Odsonne Eduard’s injury against St Johnstone yesterday came about when defender Joe Shaughnessy raised his boot to stop Odsonne shot from 2 yards out. The Celtic player’s shin caught Shaughnessy’s studs which were up to block the attempt at goal. Edouard was injured, unable to continue.
This is one of those incidents that looks innocuous; Shaughnessy’s intent was to stop the shot, not to injury an opponent. Referee, Willie Collum, took no action.
Let me take you back to the white heat of the title challenge in 2011. Celtic travelled to Hamilton on 12 January that year. Minutes after the break, James Forrest raised his boot to block a clearance from David Buchanan, Forrest’s studs catching Buchanan’s foot. It was the same scenario as the Edouard- Shaughnessy incident yesterday – there was no intent, but the Hamilton player took a sore one, although he was able to continue. The referee awarded Buchanan a foul and Forrest received a straight red card for dangerous play. It the same referee.
I’ll be honest, I was annoyed when James Forrest was sent off for that incident 8 years ago, so my reaction was inhibited when Shaughnessy did the same during yesterday’s game. But one of the decisions was wrong, clearly. If raising your studs to block an opponent is a foul and dangerous play, Celtic should have been awarded a penalty for this incident (not to mention Ryan Christie’s kick in the ribs immediately beforehand), and Shaughnessy should have been sent off.
I don’t go on about refereeing here. Standards improved after hitting an all-time low during the 2009-2011 seasons, when Celtic appeared to be punished on the field for making detailed complaints at that time. The Forrest red card in 2011 took place six weeks after referees went on strike, two months after the Head of Refereeing was sacked and three months after referee, Dougie McDonald, admitted to the SFA Head of Referees that he lied to Celtic manager, Neil Lennon, an admission which led to a re-done match report that was eventually leaked on CQN. There was chaos in the profession at that time, with conspiracies between referees and their assistants to adopt a fabricated version of events that proved impossible to maintain.

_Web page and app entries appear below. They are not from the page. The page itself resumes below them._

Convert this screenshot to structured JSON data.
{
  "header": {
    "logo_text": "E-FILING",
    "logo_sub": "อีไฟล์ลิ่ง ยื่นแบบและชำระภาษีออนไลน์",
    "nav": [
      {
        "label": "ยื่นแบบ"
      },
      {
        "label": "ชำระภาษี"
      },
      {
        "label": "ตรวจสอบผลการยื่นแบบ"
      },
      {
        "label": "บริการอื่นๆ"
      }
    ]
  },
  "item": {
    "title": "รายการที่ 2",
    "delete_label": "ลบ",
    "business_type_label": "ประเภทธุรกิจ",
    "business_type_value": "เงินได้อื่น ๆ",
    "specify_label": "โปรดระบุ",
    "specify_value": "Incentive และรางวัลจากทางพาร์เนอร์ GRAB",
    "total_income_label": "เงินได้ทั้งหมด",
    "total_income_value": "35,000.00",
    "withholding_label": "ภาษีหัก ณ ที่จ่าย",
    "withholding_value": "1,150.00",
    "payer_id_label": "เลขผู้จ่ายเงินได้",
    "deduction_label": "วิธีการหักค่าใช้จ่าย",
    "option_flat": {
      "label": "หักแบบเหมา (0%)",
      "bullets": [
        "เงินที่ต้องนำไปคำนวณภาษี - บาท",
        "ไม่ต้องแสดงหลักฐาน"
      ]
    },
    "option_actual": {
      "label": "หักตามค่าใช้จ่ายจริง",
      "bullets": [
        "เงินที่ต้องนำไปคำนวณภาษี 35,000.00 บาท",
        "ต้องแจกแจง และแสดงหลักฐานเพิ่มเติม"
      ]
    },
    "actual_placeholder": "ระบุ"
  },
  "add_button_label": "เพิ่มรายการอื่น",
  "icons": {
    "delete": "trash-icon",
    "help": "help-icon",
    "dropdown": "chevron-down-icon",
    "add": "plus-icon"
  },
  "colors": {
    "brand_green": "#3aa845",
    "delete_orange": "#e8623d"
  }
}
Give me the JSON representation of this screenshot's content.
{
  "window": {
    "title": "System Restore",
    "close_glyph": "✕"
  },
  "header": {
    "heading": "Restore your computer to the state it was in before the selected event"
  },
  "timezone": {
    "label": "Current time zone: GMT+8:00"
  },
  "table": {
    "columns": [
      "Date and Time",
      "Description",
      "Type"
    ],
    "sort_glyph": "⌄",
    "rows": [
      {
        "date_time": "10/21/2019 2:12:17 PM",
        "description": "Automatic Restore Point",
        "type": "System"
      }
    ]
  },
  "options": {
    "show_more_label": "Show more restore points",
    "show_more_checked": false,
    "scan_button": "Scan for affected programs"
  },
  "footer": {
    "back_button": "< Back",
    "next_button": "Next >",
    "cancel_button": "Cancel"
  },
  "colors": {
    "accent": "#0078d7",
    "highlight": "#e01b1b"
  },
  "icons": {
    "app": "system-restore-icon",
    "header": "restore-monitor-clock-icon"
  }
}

Changes were made and the game eventually improved. Since then, of course, there has been no chance of league titles being decided by the vagaries of refereeing – only the outcome of cup games could be determined by overlooking a defender punching a shot off the goal-line.
Extraordinary decisions from officials took place at other grounds this weekend, so this is not an isolated incident. After making progress, standards have regressed. I get the feeling those responsible for standards are out of their depth, unsure what to do to improve things. The worst thing they could do is retrench into a bunker in order to protect their flanks. To borrow a recently used phrase, it’s OK not to be OK. Admitting as much is the first step to recovery.
Take some action.